[Recorded information]

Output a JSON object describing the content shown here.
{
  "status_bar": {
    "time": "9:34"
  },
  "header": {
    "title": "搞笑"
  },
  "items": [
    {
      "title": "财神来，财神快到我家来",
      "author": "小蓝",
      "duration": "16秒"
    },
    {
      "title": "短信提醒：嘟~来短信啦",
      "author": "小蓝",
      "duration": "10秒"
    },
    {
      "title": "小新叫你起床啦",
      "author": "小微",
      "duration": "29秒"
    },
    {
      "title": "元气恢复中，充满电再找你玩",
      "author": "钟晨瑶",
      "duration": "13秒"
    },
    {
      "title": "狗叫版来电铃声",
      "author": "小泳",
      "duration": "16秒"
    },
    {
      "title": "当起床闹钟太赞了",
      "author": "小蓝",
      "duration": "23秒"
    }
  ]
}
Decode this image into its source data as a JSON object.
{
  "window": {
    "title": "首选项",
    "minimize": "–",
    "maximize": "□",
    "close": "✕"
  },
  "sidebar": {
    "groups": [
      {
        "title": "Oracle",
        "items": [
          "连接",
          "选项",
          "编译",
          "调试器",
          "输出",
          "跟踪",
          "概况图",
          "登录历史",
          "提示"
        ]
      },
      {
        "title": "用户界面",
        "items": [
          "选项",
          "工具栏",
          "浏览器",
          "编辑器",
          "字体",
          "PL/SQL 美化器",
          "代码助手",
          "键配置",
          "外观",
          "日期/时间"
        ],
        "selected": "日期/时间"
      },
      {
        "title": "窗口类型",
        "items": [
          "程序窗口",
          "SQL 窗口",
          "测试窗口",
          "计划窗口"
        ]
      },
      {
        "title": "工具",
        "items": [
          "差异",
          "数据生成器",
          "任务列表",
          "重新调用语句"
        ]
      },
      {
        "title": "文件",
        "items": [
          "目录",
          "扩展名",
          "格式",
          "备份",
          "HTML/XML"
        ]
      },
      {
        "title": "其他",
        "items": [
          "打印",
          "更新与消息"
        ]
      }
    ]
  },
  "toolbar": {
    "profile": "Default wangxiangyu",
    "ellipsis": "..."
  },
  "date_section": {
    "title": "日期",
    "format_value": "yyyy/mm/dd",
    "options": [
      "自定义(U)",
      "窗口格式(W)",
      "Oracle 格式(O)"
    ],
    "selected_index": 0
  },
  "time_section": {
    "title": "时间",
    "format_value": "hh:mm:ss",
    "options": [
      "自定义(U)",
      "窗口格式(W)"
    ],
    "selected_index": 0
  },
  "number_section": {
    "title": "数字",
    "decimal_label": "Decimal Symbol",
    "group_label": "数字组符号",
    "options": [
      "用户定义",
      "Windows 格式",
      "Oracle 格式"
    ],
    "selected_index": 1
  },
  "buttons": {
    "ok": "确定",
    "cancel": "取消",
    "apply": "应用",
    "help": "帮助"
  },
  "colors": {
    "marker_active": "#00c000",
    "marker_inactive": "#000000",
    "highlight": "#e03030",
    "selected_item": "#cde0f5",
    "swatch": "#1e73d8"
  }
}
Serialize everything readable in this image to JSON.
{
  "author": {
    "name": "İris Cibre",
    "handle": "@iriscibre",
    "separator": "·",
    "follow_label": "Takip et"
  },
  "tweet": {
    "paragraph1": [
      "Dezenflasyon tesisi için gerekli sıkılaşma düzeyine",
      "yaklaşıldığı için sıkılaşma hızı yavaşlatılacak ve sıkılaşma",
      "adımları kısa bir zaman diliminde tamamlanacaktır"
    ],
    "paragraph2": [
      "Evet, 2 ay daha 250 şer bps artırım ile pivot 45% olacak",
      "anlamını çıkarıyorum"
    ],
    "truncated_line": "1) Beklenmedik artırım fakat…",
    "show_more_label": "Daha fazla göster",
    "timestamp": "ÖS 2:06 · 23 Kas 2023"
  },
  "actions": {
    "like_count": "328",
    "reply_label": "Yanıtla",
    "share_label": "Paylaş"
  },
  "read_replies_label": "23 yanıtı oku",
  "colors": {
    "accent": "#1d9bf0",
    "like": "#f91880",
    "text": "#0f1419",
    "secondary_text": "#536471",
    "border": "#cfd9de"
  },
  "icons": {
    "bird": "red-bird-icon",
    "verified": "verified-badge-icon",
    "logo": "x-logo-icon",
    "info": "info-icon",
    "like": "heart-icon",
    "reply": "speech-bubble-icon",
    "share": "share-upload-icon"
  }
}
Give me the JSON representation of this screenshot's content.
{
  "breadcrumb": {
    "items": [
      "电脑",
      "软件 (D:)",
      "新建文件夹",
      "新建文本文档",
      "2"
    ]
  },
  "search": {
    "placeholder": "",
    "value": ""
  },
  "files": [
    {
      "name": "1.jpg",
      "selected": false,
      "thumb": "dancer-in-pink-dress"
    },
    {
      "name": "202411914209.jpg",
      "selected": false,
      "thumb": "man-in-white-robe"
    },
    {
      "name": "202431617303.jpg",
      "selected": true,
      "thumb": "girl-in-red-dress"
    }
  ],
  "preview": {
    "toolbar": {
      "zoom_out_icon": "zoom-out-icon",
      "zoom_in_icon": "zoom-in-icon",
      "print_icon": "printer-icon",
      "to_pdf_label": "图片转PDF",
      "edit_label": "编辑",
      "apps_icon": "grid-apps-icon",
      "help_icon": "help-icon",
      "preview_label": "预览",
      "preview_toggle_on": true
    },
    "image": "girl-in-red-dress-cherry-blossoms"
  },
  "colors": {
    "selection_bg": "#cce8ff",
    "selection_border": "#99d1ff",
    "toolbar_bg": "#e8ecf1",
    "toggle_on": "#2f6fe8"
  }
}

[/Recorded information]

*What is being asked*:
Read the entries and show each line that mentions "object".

*Written answer*:
Output a JSON object describing the content shown here.
Decode this image into its source data as a JSON object.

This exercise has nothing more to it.